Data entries

::::::::::

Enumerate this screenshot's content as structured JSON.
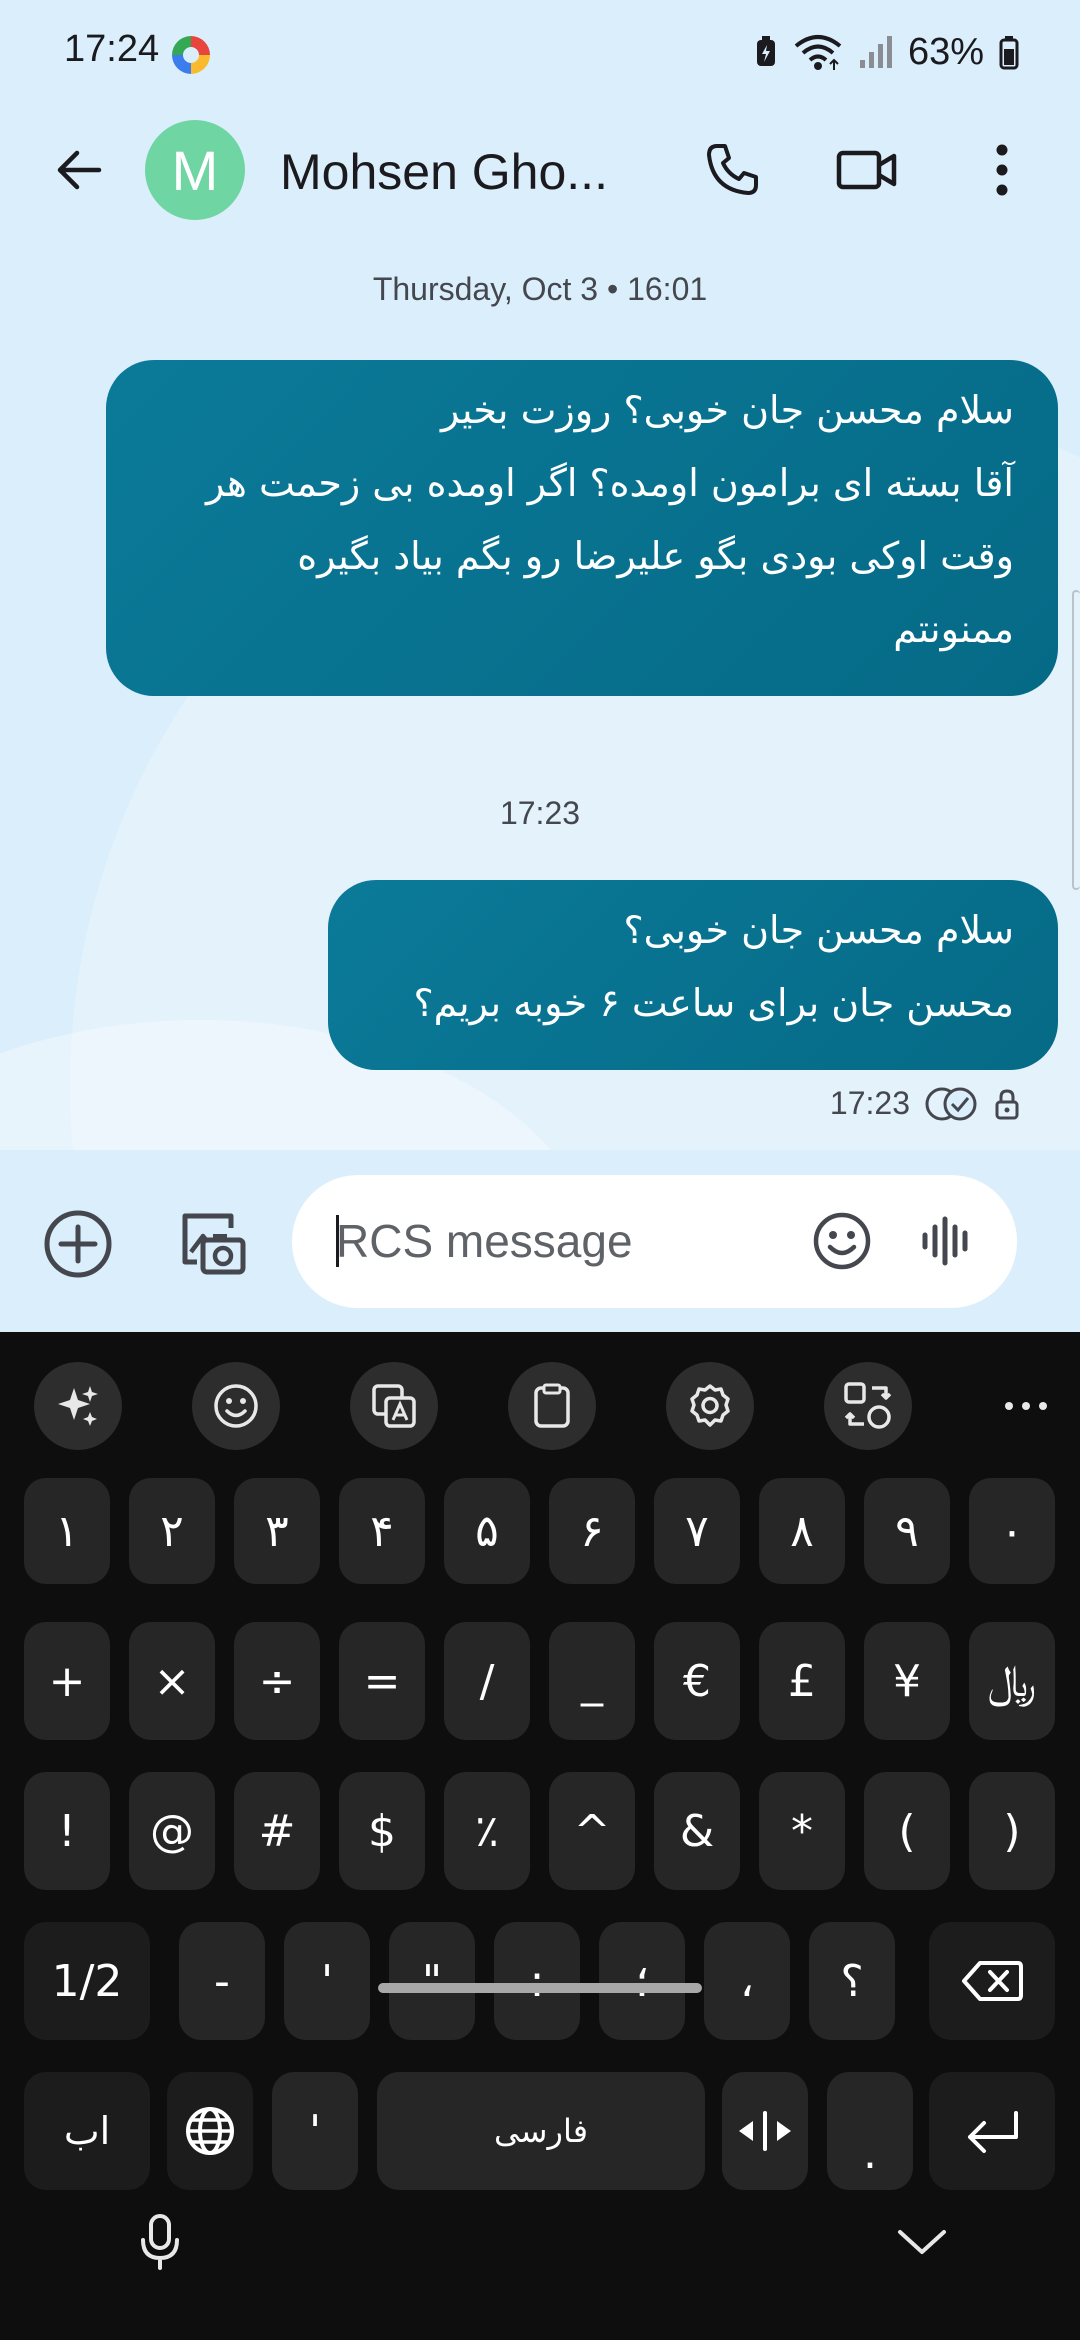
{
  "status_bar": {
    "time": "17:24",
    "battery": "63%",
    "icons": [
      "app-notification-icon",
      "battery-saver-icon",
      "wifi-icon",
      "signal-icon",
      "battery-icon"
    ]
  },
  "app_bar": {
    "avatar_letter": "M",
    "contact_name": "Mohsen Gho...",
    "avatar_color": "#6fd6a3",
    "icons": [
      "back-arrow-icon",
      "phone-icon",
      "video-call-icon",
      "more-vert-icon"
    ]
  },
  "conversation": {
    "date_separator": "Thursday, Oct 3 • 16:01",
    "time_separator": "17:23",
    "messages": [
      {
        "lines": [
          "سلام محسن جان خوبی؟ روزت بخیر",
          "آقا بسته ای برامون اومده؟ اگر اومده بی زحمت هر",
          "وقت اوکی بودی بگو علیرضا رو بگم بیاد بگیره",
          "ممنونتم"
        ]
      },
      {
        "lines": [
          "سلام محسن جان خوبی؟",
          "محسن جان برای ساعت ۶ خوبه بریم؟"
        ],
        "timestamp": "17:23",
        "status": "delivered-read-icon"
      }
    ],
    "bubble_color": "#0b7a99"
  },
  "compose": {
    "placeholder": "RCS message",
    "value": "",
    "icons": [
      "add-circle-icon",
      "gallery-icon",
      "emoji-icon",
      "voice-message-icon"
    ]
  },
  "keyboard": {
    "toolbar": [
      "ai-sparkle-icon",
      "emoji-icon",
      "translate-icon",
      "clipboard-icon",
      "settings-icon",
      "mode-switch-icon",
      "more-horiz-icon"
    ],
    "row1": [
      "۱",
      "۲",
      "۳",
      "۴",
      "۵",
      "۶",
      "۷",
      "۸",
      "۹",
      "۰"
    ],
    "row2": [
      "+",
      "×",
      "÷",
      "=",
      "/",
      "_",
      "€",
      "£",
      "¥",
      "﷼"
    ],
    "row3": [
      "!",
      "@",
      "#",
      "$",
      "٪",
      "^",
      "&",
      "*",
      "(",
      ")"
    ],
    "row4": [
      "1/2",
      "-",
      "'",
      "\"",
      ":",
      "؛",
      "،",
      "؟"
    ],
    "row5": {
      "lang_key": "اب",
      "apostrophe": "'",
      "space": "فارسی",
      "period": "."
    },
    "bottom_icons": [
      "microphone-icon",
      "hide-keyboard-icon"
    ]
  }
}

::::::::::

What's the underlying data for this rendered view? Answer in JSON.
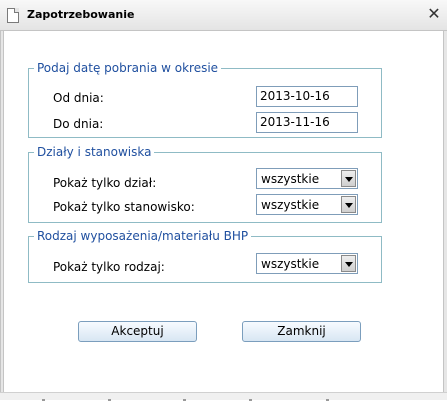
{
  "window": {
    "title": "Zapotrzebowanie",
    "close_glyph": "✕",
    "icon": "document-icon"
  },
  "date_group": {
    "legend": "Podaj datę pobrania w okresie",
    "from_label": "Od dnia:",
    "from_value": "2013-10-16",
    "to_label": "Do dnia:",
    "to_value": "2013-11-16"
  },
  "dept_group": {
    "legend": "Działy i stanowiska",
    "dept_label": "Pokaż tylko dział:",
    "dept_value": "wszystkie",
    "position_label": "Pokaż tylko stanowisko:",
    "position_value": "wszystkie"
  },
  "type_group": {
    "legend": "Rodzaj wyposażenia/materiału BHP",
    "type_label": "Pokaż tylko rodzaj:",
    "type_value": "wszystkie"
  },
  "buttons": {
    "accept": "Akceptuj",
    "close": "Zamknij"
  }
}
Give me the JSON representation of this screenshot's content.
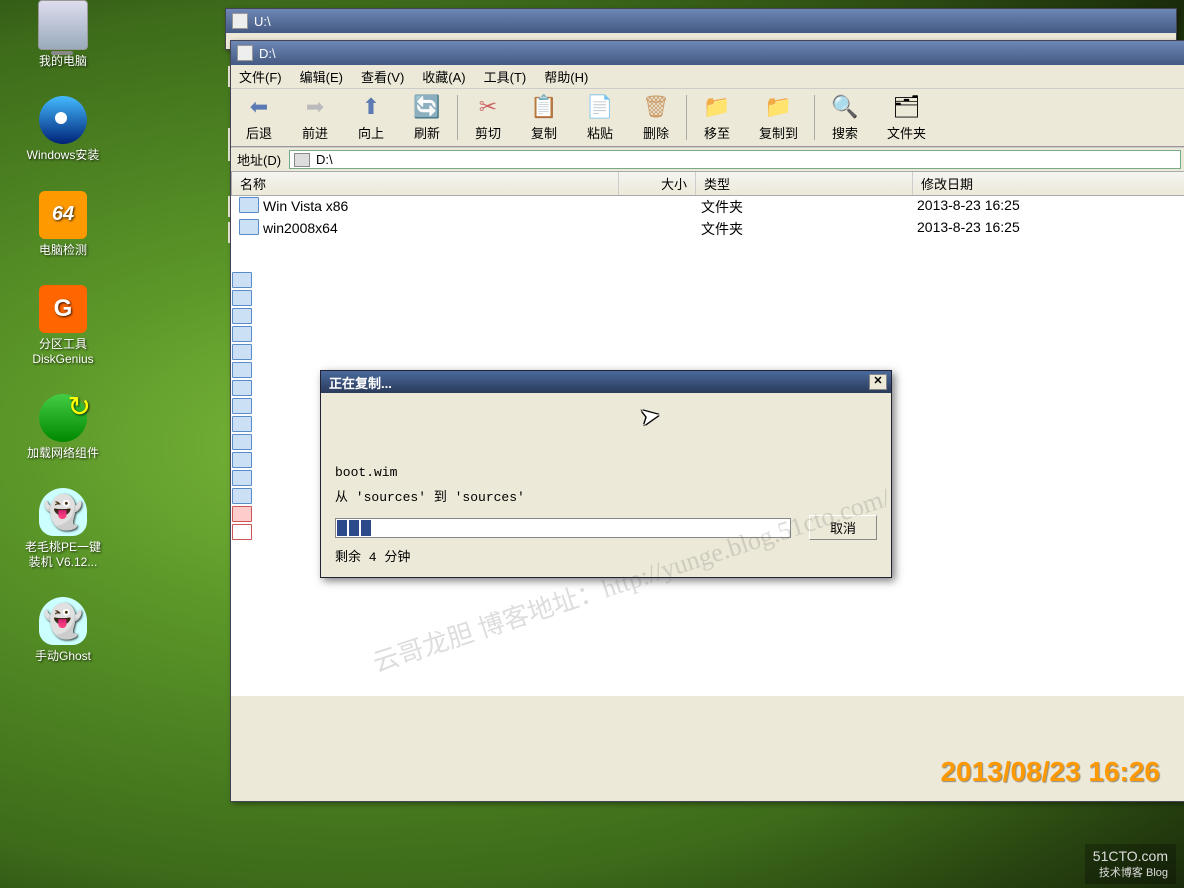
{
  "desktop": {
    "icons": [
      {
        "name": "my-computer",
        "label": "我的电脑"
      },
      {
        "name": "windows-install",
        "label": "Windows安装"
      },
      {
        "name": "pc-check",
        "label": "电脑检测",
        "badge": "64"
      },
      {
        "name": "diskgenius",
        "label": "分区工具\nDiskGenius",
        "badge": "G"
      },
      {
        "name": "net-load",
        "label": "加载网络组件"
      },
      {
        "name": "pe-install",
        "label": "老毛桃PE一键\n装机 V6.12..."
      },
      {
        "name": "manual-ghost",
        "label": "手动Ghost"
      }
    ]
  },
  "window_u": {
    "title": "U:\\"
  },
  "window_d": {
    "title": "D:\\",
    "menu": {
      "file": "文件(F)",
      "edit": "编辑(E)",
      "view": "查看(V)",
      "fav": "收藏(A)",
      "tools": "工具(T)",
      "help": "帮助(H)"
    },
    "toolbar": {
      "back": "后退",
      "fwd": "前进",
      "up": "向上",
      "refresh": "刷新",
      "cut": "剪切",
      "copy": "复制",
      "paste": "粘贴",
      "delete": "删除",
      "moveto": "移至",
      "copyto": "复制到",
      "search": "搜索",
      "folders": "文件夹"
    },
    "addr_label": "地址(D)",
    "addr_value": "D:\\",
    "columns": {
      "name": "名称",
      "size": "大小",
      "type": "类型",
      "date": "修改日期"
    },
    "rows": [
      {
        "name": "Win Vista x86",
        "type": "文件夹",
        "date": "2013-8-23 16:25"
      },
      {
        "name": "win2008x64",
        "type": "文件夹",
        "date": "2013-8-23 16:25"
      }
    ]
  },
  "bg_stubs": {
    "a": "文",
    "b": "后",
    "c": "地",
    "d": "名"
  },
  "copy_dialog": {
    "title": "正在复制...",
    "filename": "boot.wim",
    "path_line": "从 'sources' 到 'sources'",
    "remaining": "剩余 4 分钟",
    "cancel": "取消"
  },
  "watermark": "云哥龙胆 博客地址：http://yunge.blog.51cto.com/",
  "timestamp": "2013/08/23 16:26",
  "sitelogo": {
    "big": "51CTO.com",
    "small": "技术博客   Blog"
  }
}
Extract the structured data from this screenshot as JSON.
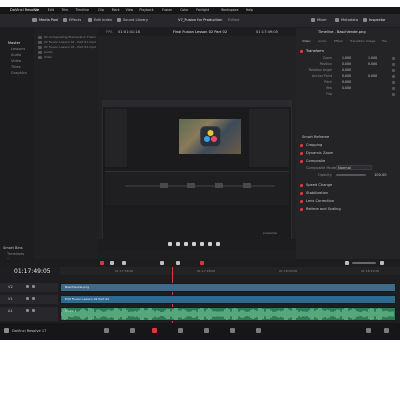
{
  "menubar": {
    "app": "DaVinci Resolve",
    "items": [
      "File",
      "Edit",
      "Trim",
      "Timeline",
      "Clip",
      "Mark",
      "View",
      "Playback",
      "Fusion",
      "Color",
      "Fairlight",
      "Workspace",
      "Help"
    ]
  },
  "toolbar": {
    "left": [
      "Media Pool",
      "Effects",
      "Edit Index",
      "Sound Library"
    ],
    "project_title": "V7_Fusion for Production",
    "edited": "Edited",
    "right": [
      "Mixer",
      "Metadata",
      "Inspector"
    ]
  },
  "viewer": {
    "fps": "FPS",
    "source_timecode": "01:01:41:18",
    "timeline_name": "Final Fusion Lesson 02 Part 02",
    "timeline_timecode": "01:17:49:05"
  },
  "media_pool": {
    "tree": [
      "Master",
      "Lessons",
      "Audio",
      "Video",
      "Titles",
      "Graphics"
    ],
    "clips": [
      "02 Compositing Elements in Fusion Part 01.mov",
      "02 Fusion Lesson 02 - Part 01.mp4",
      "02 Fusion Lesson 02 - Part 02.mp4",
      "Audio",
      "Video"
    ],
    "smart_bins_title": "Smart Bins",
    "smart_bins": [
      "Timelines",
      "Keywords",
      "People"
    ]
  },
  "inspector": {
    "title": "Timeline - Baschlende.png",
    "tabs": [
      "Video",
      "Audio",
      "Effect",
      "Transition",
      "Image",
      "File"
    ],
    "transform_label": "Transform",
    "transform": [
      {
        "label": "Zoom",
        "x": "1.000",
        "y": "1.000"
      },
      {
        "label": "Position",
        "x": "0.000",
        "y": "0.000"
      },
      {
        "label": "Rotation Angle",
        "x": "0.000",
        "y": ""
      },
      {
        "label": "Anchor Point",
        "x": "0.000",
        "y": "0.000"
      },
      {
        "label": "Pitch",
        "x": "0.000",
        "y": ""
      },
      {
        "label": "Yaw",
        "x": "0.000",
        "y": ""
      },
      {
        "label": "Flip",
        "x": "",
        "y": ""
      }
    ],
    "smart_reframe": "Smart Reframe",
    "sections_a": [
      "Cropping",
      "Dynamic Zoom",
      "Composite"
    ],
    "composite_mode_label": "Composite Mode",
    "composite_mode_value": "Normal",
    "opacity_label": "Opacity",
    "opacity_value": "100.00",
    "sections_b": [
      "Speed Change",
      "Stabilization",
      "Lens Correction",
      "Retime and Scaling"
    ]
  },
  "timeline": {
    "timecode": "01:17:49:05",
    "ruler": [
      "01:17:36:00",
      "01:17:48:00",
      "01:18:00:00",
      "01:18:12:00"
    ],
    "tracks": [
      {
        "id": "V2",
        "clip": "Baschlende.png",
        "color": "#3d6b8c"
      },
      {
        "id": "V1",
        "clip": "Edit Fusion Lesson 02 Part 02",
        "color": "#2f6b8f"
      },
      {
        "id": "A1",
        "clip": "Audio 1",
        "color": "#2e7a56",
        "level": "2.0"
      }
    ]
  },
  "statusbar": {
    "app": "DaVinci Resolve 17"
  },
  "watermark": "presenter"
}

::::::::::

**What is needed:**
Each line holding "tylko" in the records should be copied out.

**Your solution:**
    "dept_label": "Pokaż tylko dział:",
    "position_label": "Pokaż tylko stanowisko:",
    "type_label": "Pokaż tylko rodzaj:",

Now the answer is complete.